Cape Town – Police Minister Bheki Cele and his deputy returned to the crime-ridden Cape Flats, for operational briefing, since the commencement of Operation Lockdown.
Cele and Deputy Minister Cassel Mathale engaged communities to get feedback from members of the public on the interventions through a Ministerial Imbizo hosted in Mitchells’s Plain and Gugulethu, on Tuesday.
Cele said they received a consolidated report of the operational interventions in the Western Cape to date, ranging from Operation Thunder which was launched in May last year, the Anti-Gang Unit launched by President Cyril Ramaphosa in November last year and ultimately Operation Lockdown which came into operation in July and extended to March 2020.
He said following operational discussions and analysis, "a decision to merge the three major interventions under one central operational command was implemented in order to stamp the authority of the state in Western Cape and to ultimately address the scourge of gangsterism and other priority crimes in the province".
He said the interventions in tackling contact crimes have shown a positive impact.
"This is demonstrated in the stabilisation of the murder rate which is now averaging in the 30s mark," Cele said, with over five thousand people having been arrested for various crimes.
He said there were still other policing precincts where trio crimes and robbery aggravated crimes were still on the increase, especially street robberies and car hijackings.
He tabled some of the successes to date:
- Operations recorded 5 969 arrests and
- Total numbers of seizures included – 100 firearms, 196 ammunitions and 565 knives
Cele has also commended the drastic decline in the murder rate in the province.
Operation Lockdown was established three months ago to curb serious violent crimes plaguing the Cape Flats and other townships in the Cape Metropole. The operation has seen members of the army lending support to the police.
Cele said it goes without saying that government has invested a lot of resources in the Western Cape from 2018 to date.
"This was primarily informed by the crime statistics reporting pattern which revealed that more than 50% of the top 30 Stations are located in the Cape metropole, with a specific focus on contact and trio crimes," he said.
He believed it’s through planning, much-needed intelligence and mutually beneficial partnerships that the interventions would achieve their intended successes.
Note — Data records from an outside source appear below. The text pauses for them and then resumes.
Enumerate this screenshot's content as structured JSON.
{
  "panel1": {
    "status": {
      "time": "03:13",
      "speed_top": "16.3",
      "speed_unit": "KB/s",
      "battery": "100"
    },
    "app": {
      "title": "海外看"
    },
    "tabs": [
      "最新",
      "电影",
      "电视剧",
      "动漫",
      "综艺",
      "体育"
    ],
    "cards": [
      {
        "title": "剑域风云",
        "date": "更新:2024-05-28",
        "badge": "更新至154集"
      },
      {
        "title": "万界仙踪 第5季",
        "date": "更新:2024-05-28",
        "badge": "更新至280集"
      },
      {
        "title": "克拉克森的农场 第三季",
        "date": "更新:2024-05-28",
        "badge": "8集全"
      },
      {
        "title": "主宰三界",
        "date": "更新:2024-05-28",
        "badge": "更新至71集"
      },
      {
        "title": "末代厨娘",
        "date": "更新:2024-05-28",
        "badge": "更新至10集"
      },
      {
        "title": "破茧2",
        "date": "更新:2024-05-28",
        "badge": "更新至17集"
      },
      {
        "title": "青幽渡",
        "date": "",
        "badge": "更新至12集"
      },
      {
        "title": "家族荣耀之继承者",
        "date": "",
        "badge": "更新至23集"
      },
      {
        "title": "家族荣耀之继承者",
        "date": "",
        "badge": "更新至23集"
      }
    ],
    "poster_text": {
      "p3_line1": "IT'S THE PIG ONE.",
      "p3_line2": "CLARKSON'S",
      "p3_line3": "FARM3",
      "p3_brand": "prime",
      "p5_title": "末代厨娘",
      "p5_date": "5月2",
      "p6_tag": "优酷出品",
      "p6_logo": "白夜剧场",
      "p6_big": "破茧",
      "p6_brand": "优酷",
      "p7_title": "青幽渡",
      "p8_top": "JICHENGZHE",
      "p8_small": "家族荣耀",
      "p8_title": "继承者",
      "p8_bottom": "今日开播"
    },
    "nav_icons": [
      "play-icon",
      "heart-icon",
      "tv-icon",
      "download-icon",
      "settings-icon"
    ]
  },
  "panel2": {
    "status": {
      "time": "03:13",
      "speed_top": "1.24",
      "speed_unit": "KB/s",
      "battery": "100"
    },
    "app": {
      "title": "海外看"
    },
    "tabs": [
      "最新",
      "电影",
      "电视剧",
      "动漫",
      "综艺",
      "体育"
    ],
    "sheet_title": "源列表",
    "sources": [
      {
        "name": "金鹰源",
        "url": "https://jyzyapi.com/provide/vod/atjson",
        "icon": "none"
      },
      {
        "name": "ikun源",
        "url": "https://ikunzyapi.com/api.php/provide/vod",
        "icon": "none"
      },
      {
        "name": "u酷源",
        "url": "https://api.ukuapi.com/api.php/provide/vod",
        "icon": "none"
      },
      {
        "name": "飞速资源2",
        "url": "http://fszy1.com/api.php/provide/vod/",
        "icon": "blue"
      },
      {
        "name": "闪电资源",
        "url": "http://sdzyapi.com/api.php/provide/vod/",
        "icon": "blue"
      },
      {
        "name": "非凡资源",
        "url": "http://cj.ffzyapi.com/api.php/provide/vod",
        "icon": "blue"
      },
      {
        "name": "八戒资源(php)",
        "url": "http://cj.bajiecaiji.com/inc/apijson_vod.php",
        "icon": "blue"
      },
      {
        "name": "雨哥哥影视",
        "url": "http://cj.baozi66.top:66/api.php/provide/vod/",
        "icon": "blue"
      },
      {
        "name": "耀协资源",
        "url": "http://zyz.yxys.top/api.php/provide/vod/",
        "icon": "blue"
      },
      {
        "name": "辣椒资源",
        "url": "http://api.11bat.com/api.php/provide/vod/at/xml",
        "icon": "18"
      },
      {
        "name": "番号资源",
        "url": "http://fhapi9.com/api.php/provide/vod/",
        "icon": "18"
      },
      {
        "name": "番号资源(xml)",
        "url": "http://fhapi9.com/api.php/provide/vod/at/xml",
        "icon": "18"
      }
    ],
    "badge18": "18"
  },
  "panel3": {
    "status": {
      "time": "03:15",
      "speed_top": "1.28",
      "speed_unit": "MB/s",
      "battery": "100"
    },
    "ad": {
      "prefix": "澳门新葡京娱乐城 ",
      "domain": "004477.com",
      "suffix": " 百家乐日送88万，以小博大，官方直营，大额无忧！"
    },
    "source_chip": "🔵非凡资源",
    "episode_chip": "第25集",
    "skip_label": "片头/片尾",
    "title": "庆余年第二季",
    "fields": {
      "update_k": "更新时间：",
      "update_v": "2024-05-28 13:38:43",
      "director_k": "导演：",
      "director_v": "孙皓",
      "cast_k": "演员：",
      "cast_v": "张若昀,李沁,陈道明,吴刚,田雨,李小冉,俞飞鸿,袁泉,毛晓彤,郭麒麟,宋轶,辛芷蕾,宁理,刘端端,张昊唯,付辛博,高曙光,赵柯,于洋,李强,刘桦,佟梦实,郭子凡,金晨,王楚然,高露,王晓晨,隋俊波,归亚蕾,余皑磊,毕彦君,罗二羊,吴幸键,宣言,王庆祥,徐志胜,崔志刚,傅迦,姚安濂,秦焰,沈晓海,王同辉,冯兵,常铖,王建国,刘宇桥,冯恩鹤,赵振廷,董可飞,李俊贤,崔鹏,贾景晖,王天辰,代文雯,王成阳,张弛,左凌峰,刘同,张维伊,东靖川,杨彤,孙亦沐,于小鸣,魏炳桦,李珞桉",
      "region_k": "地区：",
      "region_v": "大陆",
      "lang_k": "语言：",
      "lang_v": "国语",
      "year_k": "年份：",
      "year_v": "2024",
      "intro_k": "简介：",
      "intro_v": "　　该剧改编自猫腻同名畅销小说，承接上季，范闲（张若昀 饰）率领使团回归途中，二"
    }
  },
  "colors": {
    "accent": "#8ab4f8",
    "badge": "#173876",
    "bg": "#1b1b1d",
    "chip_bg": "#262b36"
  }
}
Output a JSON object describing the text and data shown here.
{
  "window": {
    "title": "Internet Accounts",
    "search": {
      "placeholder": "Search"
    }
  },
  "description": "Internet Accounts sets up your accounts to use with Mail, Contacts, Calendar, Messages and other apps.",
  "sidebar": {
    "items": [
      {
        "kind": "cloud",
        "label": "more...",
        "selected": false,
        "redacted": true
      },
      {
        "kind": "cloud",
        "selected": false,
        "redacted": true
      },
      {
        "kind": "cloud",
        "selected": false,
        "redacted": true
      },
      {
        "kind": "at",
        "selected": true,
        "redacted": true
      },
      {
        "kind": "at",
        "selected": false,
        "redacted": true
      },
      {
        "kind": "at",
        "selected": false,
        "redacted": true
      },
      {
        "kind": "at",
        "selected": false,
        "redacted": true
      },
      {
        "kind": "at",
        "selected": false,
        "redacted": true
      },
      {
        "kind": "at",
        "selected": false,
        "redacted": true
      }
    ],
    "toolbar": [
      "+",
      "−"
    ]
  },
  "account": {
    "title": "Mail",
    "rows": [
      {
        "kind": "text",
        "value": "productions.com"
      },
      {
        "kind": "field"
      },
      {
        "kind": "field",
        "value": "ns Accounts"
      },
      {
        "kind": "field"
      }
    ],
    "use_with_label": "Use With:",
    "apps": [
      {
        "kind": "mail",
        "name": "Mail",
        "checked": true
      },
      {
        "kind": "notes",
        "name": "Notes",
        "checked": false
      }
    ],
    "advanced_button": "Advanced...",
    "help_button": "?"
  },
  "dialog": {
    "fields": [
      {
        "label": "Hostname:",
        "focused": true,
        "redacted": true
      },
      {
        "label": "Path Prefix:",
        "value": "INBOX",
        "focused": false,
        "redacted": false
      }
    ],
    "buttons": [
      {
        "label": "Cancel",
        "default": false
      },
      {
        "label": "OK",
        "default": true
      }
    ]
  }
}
However, he said Operation Lockdown remained temporary support to police and the operational planning was in preparation for the inevitable withdrawal of the additional forces.
Mathale said with the passage of time the operations were not generating much attention.
"However all role players such as the various police units, metro police, traffic services, SANDF and in some instances scores of neighbourhood watch members and volunteers, have been descending week after week on a number of targeted precincts in an effort to create safety for all," Mathale said.
"Raids, operations, cordon and searches, vehicle checkpoints, roadblocks as well as search and seizures have been a common occurrence, particularly on weekends when most criminal acts occur."
He said the operations were set to continue in a bid to restore calm to communities plagued by serious violent crimes in Cape Town.
Chairperson of the Community Policing Forum in Mitchells Plain, Abie Isaacs said indeed operation lockdown has yielded positive results in their area.
"We support the deployment. There is still more to be done," Isaacs said.